As with most Startups, the payoff comes when there’s an exit. This is not to say that Startups making a profit and operating in the market are not valuable, because they are, but the big cash payday comes from an exit.
This Forbes article breaks down exactly why an exit is so important for Venture Capital firms and as such, why it’s so important to the success of a Startup Studio:
VCs make money on management fees and on carried interest. Management fees are generally a percentage of the amount of capital that they have under management. Management fees for the VC are typically around 2%.
The other side of making money is the carried interest. To understand this concept, carried interest is basically a percentage of the profits. This is normally anywhere between 20% and 25%. It is normally in the largest range if the VC is a top tier firm such as Accel, Sequoia, or Kleiner Perkins.
In order to cash out and receive the carried interest, the VC needs to have the portfolio of each one of the funds making an exit, which means that the company is acquired or will through an IPO where investors are able to sell their position.
— Forbes: How Venture Capital Works (2018)
So, in order for VC firms to cash out on their owed percentage of profits, the Startup has to be sold, acquired, merged, or offered for Public stock (IPO). This is why it’s crucial to seriously discontinue any Startup that doesn’t have a bright future. No one can predict the future, but at signs of a struggle, Studios need to be willing to cut ties with the project and move on.
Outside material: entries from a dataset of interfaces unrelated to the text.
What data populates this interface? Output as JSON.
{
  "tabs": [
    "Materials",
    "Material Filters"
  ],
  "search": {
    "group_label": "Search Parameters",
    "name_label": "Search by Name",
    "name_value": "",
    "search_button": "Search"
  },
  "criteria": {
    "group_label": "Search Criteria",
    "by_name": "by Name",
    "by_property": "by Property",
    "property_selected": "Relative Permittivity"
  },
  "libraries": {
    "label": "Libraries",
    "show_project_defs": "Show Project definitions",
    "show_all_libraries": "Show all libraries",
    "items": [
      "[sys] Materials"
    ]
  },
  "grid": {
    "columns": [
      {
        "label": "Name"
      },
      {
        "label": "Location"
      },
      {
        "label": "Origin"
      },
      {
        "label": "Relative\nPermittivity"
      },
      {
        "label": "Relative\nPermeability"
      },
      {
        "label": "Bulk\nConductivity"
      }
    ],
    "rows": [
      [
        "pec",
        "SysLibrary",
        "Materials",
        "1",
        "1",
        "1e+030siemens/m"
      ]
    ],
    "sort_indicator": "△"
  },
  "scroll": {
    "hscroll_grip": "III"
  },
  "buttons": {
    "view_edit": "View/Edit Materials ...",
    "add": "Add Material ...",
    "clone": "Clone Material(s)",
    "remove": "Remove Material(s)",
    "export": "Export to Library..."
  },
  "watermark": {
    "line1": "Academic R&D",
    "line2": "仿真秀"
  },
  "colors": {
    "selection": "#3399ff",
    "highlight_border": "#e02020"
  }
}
It’s a numbers game that has produced some of the world's most innovative companies like Hims, Dollar Shave Club, and Tumblr. But in order for these incredible Startups to have emerged, plenty of others had to die. This is a critical part of the process. As each new Startup is killed off, lessons are learned by the Venture Builder team and new connections to outside resources are made. This allows the Startups that do succeed to do so on a massive scale.
Why Some Startup Studios Fail
Clearly, there are a number of different ways Startup Studios can fail. They could run out of money or never get enough in the first place. They could hire the wrong mix of people creating a dysfunctional team atmosphere. The list goes on but a serious and avoidable problem that kills a lot of Startup Studios is losing sight of the mission and the model.
As we’ve discussed, Startup Studios need to vet hundreds of ideas, try out a fraction of those, and ultimately move forward with only a handful.
If a Studio gets too focused on one Startup, it can begin sucking all of the Studios resources including people and capital into that one company project.
This is what has happened with a few prominent Studios and they have since shut down as a result. For example, Twitch co-founder Justin Kan started and a Startup Studio but then dropped it to pursue the building of one venture. There are more instances of this happening often, but they aren’t very public about these transitions so it’s hard to get data on the specifics.
The bottom line is that Startup Studios are, in my opinion, the best vehicle that has ever been designed for innovation. Each Studio’s business model is unique but they all have the same six elements in common. If you remove one of those elements (in this case it would be “volume of projects”) you break the frame and the entire thing falls apart.